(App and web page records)
——

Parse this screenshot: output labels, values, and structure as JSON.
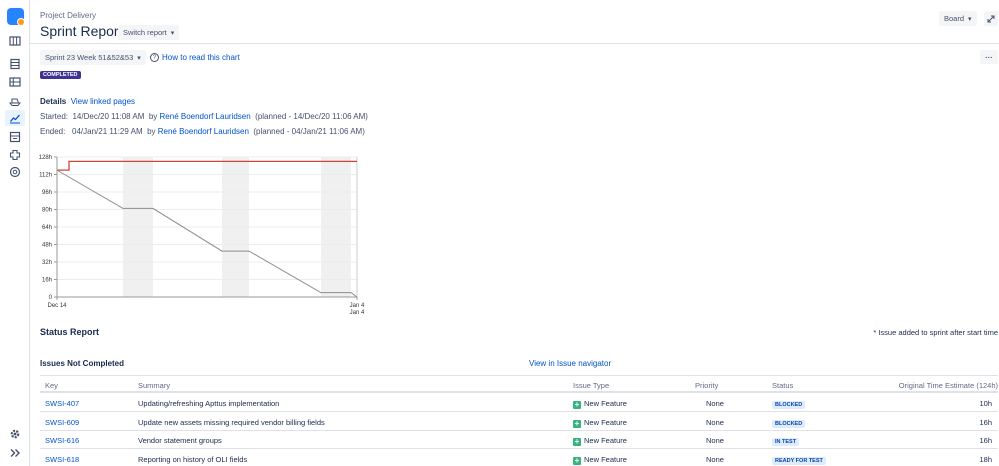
{
  "header": {
    "breadcrumb": "Project Delivery",
    "title": "Sprint Report",
    "switch_label": "Switch report",
    "board_label": "Board"
  },
  "toolbar": {
    "sprint_select": "Sprint 23 Week 51&52&53",
    "help_link": "How to read this chart",
    "status_badge": "COMPLETED"
  },
  "details": {
    "title": "Details",
    "linked_pages": "View linked pages",
    "started_label": "Started:",
    "started_value": "14/Dec/20 11:08 AM",
    "started_by": "by",
    "started_user": "René Boendorf Lauridsen",
    "started_planned": "(planned - 14/Dec/20 11:06 AM)",
    "ended_label": "Ended:",
    "ended_value": "04/Jan/21 11:29 AM",
    "ended_by": "by",
    "ended_user": "René Boendorf Lauridsen",
    "ended_planned": "(planned - 04/Jan/21 11:06 AM)"
  },
  "chart_data": {
    "type": "line",
    "y_ticks": [
      "0",
      "16h",
      "32h",
      "48h",
      "64h",
      "80h",
      "96h",
      "112h",
      "128h"
    ],
    "y_range": [
      0,
      128
    ],
    "x_labels": [
      "Dec 14",
      "Jan 4"
    ],
    "x_label_second": "Jan 4",
    "series": [
      {
        "color": "#d04437",
        "points": [
          [
            0,
            116
          ],
          [
            0.04,
            116
          ],
          [
            0.04,
            124
          ],
          [
            1,
            124
          ]
        ]
      },
      {
        "color": "#8c8c8c",
        "points": [
          [
            0,
            116
          ],
          [
            0.22,
            81
          ],
          [
            0.32,
            81
          ],
          [
            0.55,
            42
          ],
          [
            0.64,
            42
          ],
          [
            0.88,
            4
          ],
          [
            0.98,
            4
          ],
          [
            1,
            0
          ]
        ]
      }
    ],
    "nonworking_bands": [
      [
        0.22,
        0.32
      ],
      [
        0.55,
        0.64
      ],
      [
        0.88,
        0.98
      ]
    ],
    "grid": true
  },
  "status_report": {
    "title": "Status Report",
    "note": "* Issue added to sprint after start time",
    "section_title": "Issues Not Completed",
    "navigator_link": "View in Issue navigator",
    "columns": [
      "Key",
      "Summary",
      "Issue Type",
      "Priority",
      "Status",
      "Original Time Estimate (124h)"
    ],
    "rows": [
      {
        "key": "SWSI-407",
        "summary": "Updating/refreshing Apttus implementation",
        "type": "New Feature",
        "priority": "None",
        "status": "BLOCKED",
        "estimate": "10h"
      },
      {
        "key": "SWSI-609",
        "summary": "Update new assets missing required vendor billing fields",
        "type": "New Feature",
        "priority": "None",
        "status": "BLOCKED",
        "estimate": "16h"
      },
      {
        "key": "SWSI-616",
        "summary": "Vendor statement groups",
        "type": "New Feature",
        "priority": "None",
        "status": "IN TEST",
        "estimate": "16h"
      },
      {
        "key": "SWSI-618",
        "summary": "Reporting on history of OLI fields",
        "type": "New Feature",
        "priority": "None",
        "status": "READY FOR TEST",
        "estimate": "18h"
      }
    ]
  },
  "nav_icons": [
    "board-icon",
    "backlog-icon",
    "list-icon",
    "ship-icon",
    "reports-icon",
    "releases-icon",
    "components-icon",
    "settings-icon"
  ]
}
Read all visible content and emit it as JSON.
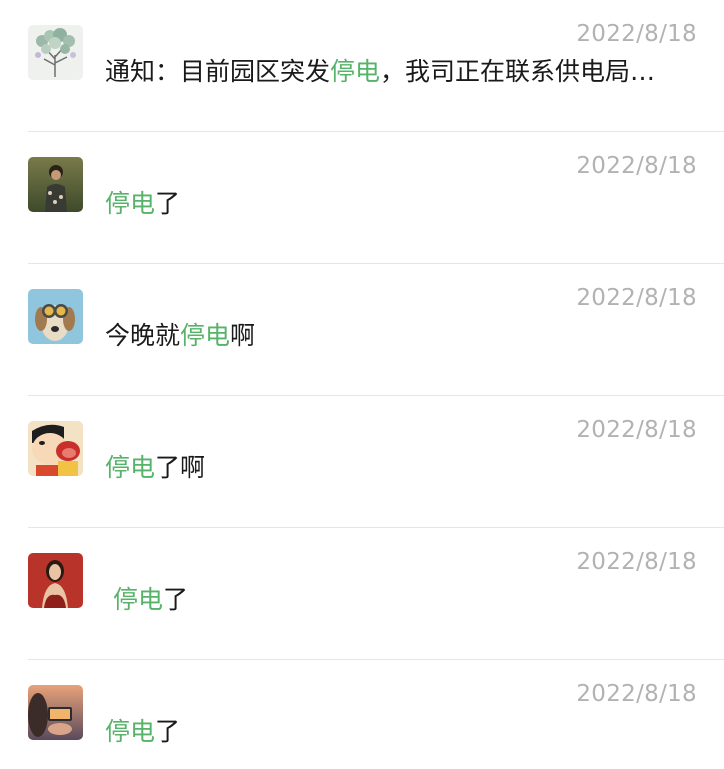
{
  "results": [
    {
      "avatar": "tree-avatar",
      "date": "2022/8/18",
      "prefix": "通知：目前园区突发",
      "highlight": "停电",
      "suffix": "，我司正在联系供电局…"
    },
    {
      "avatar": "child-photo-avatar",
      "date": "2022/8/18",
      "prefix": "",
      "highlight": "停电",
      "suffix": "了"
    },
    {
      "avatar": "dog-goggles-avatar",
      "date": "2022/8/18",
      "prefix": "今晚就",
      "highlight": "停电",
      "suffix": "啊"
    },
    {
      "avatar": "cartoon-boy-avatar",
      "date": "2022/8/18",
      "prefix": "",
      "highlight": "停电",
      "suffix": "了啊"
    },
    {
      "avatar": "woman-red-avatar",
      "date": "2022/8/18",
      "prefix": " ",
      "highlight": "停电",
      "suffix": "了"
    },
    {
      "avatar": "phone-sunset-avatar",
      "date": "2022/8/18",
      "prefix": "",
      "highlight": "停电",
      "suffix": "了"
    }
  ],
  "colors": {
    "highlight": "#57b36a",
    "date": "#b2b2b2",
    "text": "#1a1a1a",
    "divider": "#e6e6e6"
  }
}
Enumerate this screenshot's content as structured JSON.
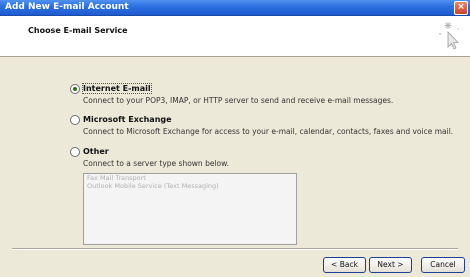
{
  "window": {
    "title": "Add New E-mail Account",
    "close_glyph": "×"
  },
  "header": {
    "title": "Choose E-mail Service",
    "icon": "mail-cursor-sparkle-icon"
  },
  "options": [
    {
      "label": "Internet E-mail",
      "description": "Connect to your POP3, IMAP, or HTTP server to send and receive e-mail messages.",
      "selected": true
    },
    {
      "label": "Microsoft Exchange",
      "description": "Connect to Microsoft Exchange for access to your e-mail, calendar, contacts, faxes and voice mail.",
      "selected": false
    },
    {
      "label": "Other",
      "description": "Connect to a server type shown below.",
      "selected": false
    }
  ],
  "other_server_types": [
    "Fax Mail Transport",
    "Outlook Mobile Service (Text Messaging)"
  ],
  "buttons": {
    "back": "< Back",
    "next": "Next >",
    "cancel": "Cancel"
  }
}
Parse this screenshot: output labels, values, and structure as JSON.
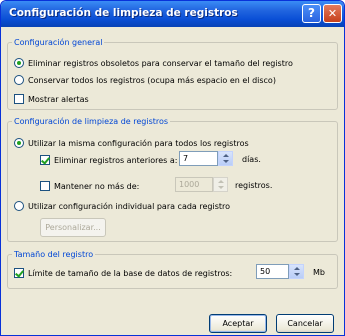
{
  "window": {
    "title": "Configuración de limpieza de registros",
    "help_label": "?",
    "close_label": "✕"
  },
  "general": {
    "legend": "Configuración general",
    "option_remove": "Eliminar registros obsoletos para conservar el tamaño del registro",
    "option_keep": "Conservar todos los registros (ocupa más espacio en el disco)",
    "show_alerts": "Mostrar alertas"
  },
  "cleanup": {
    "legend": "Configuración de limpieza de registros",
    "option_same": "Utilizar la misma configuración para todos los registros",
    "delete_before_label": "Eliminar registros anteriores a:",
    "delete_before_value": "7",
    "days_label": "días.",
    "keep_max_label": "Mantener no más de:",
    "keep_max_value": "1000",
    "records_label": "registros.",
    "option_individual": "Utilizar configuración individual para cada registro",
    "customize_button": "Personalizar..."
  },
  "size": {
    "legend": "Tamaño del registro",
    "limit_label": "Límite de tamaño de la base de datos de registros:",
    "limit_value": "50",
    "unit": "Mb"
  },
  "buttons": {
    "accept": "Aceptar",
    "cancel": "Cancelar"
  }
}
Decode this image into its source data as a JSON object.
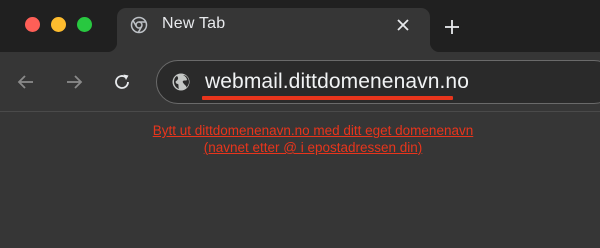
{
  "window": {
    "controls": [
      "close",
      "minimize",
      "zoom"
    ]
  },
  "tab": {
    "title": "New Tab",
    "favicon": "chrome-icon",
    "close_icon": "close-icon"
  },
  "new_tab_icon": "plus-icon",
  "toolbar": {
    "back_icon": "arrow-left-icon",
    "forward_icon": "arrow-right-icon",
    "reload_icon": "reload-icon",
    "site_icon": "globe-icon",
    "url": "webmail.dittdomenenavn.no"
  },
  "instructions": {
    "line1": "Bytt ut dittdomenenavn.no med ditt eget domenenavn",
    "line2": "(navnet etter @ i epostadressen din)"
  },
  "colors": {
    "annotation": "#e8351c",
    "tabstrip": "#202020",
    "toolbar": "#363636"
  }
}
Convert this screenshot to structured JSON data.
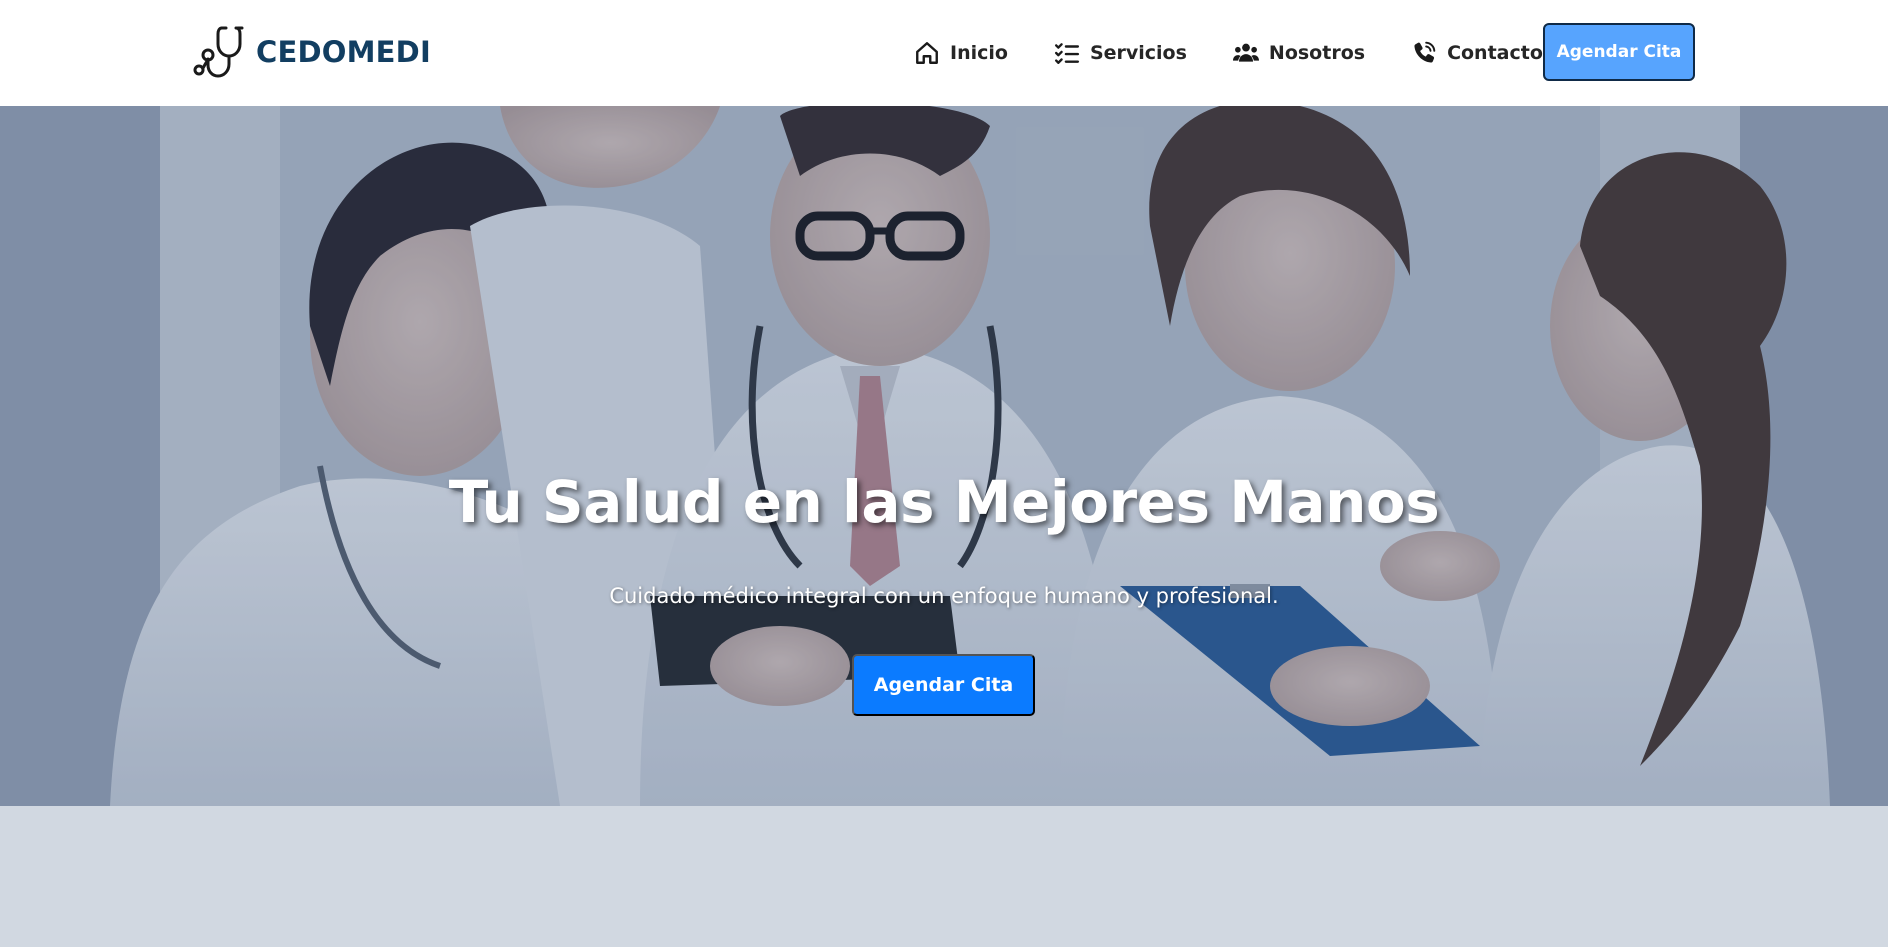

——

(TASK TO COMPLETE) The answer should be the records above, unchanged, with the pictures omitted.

(EXERCISE OUTPUT)
Parse this screenshot: output labels, values, and structure as JSON.
{
  "header": {
    "breadcrumb": "Project Delivery",
    "title": "Sprint Report",
    "switch_label": "Switch report",
    "board_label": "Board"
  },
  "toolbar": {
    "sprint_select": "Sprint 23 Week 51&52&53",
    "help_link": "How to read this chart",
    "status_badge": "COMPLETED"
  },
  "details": {
    "title": "Details",
    "linked_pages": "View linked pages",
    "started_label": "Started:",
    "started_value": "14/Dec/20 11:08 AM",
    "started_by": "by",
    "started_user": "René Boendorf Lauridsen",
    "started_planned": "(planned - 14/Dec/20 11:06 AM)",
    "ended_label": "Ended:",
    "ended_value": "04/Jan/21 11:29 AM",
    "ended_by": "by",
    "ended_user": "René Boendorf Lauridsen",
    "ended_planned": "(planned - 04/Jan/21 11:06 AM)"
  },
  "chart_data": {
    "type": "line",
    "y_ticks": [
      "0",
      "16h",
      "32h",
      "48h",
      "64h",
      "80h",
      "96h",
      "112h",
      "128h"
    ],
    "y_range": [
      0,
      128
    ],
    "x_labels": [
      "Dec 14",
      "Jan 4"
    ],
    "x_label_second": "Jan 4",
    "series": [
      {
        "color": "#d04437",
        "points": [
          [
            0,
            116
          ],
          [
            0.04,
            116
          ],
          [
            0.04,
            124
          ],
          [
            1,
            124
          ]
        ]
      },
      {
        "color": "#8c8c8c",
        "points": [
          [
            0,
            116
          ],
          [
            0.22,
            81
          ],
          [
            0.32,
            81
          ],
          [
            0.55,
            42
          ],
          [
            0.64,
            42
          ],
          [
            0.88,
            4
          ],
          [
            0.98,
            4
          ],
          [
            1,
            0
          ]
        ]
      }
    ],
    "nonworking_bands": [
      [
        0.22,
        0.32
      ],
      [
        0.55,
        0.64
      ],
      [
        0.88,
        0.98
      ]
    ],
    "grid": true
  },
  "status_report": {
    "title": "Status Report",
    "note": "* Issue added to sprint after start time",
    "section_title": "Issues Not Completed",
    "navigator_link": "View in Issue navigator",
    "columns": [
      "Key",
      "Summary",
      "Issue Type",
      "Priority",
      "Status",
      "Original Time Estimate (124h)"
    ],
    "rows": [
      {
        "key": "SWSI-407",
        "summary": "Updating/refreshing Apttus implementation",
        "type": "New Feature",
        "priority": "None",
        "status": "BLOCKED",
        "estimate": "10h"
      },
      {
        "key": "SWSI-609",
        "summary": "Update new assets missing required vendor billing fields",
        "type": "New Feature",
        "priority": "None",
        "status": "BLOCKED",
        "estimate": "16h"
      },
      {
        "key": "SWSI-616",
        "summary": "Vendor statement groups",
        "type": "New Feature",
        "priority": "None",
        "status": "IN TEST",
        "estimate": "16h"
      },
      {
        "key": "SWSI-618",
        "summary": "Reporting on history of OLI fields",
        "type": "New Feature",
        "priority": "None",
        "status": "READY FOR TEST",
        "estimate": "18h"
      }
    ]
  },
  "nav_icons": [
    "board-icon",
    "backlog-icon",
    "list-icon",
    "ship-icon",
    "reports-icon",
    "releases-icon",
    "components-icon",
    "settings-icon"
  ]
}
Read all visible content and emit it as JSON.
{
  "results": [
    {
      "avatar": "tree-avatar",
      "date": "2022/8/18",
      "prefix": "通知：目前园区突发",
      "highlight": "停电",
      "suffix": "，我司正在联系供电局…"
    },
    {
      "avatar": "child-photo-avatar",
      "date": "2022/8/18",
      "prefix": "",
      "highlight": "停电",
      "suffix": "了"
    },
    {
      "avatar": "dog-goggles-avatar",
      "date": "2022/8/18",
      "prefix": "今晚就",
      "highlight": "停电",
      "suffix": "啊"
    },
    {
      "avatar": "cartoon-boy-avatar",
      "date": "2022/8/18",
      "prefix": "",
      "highlight": "停电",
      "suffix": "了啊"
    },
    {
      "avatar": "woman-red-avatar",
      "date": "2022/8/18",
      "prefix": " ",
      "highlight": "停电",
      "suffix": "了"
    },
    {
      "avatar": "phone-sunset-avatar",
      "date": "2022/8/18",
      "prefix": "",
      "highlight": "停电",
      "suffix": "了"
    }
  ],
  "colors": {
    "highlight": "#57b36a",
    "date": "#b2b2b2",
    "text": "#1a1a1a",
    "divider": "#e6e6e6"
  }
}
Enumerate this screenshot's content as structured JSON.
{
  "window": {
    "title": "Add New E-mail Account",
    "close_glyph": "×"
  },
  "header": {
    "title": "Choose E-mail Service",
    "icon": "mail-cursor-sparkle-icon"
  },
  "options": [
    {
      "label": "Internet E-mail",
      "description": "Connect to your POP3, IMAP, or HTTP server to send and receive e-mail messages.",
      "selected": true
    },
    {
      "label": "Microsoft Exchange",
      "description": "Connect to Microsoft Exchange for access to your e-mail, calendar, contacts, faxes and voice mail.",
      "selected": false
    },
    {
      "label": "Other",
      "description": "Connect to a server type shown below.",
      "selected": false
    }
  ],
  "other_server_types": [
    "Fax Mail Transport",
    "Outlook Mobile Service (Text Messaging)"
  ],
  "buttons": {
    "back": "< Back",
    "next": "Next >",
    "cancel": "Cancel"
  }
}
Parse this screenshot: output labels, values, and structure as JSON.
{
  "window": {
    "title": "Configuración de limpieza de registros",
    "help_label": "?",
    "close_label": "✕"
  },
  "general": {
    "legend": "Configuración general",
    "option_remove": "Eliminar registros obsoletos para conservar el tamaño del registro",
    "option_keep": "Conservar todos los registros (ocupa más espacio en el disco)",
    "show_alerts": "Mostrar alertas"
  },
  "cleanup": {
    "legend": "Configuración de limpieza de registros",
    "option_same": "Utilizar la misma configuración para todos los registros",
    "delete_before_label": "Eliminar registros anteriores a:",
    "delete_before_value": "7",
    "days_label": "días.",
    "keep_max_label": "Mantener no más de:",
    "keep_max_value": "1000",
    "records_label": "registros.",
    "option_individual": "Utilizar configuración individual para cada registro",
    "customize_button": "Personalizar..."
  },
  "size": {
    "legend": "Tamaño del registro",
    "limit_label": "Límite de tamaño de la base de datos de registros:",
    "limit_value": "50",
    "unit": "Mb"
  },
  "buttons": {
    "accept": "Aceptar",
    "cancel": "Cancelar"
  }
}
Decode this image into its source data as a JSON object.
{
  "window": {
    "controls": [
      "close",
      "minimize",
      "zoom"
    ]
  },
  "tab": {
    "title": "New Tab",
    "favicon": "chrome-icon",
    "close_icon": "close-icon"
  },
  "new_tab_icon": "plus-icon",
  "toolbar": {
    "back_icon": "arrow-left-icon",
    "forward_icon": "arrow-right-icon",
    "reload_icon": "reload-icon",
    "site_icon": "globe-icon",
    "url": "webmail.dittdomenenavn.no"
  },
  "instructions": {
    "line1": "Bytt ut dittdomenenavn.no med ditt eget domenenavn",
    "line2": "(navnet etter @ i epostadressen din)"
  },
  "colors": {
    "annotation": "#e8351c",
    "tabstrip": "#202020",
    "toolbar": "#363636"
  }
}
Convert this screenshot to structured JSON data.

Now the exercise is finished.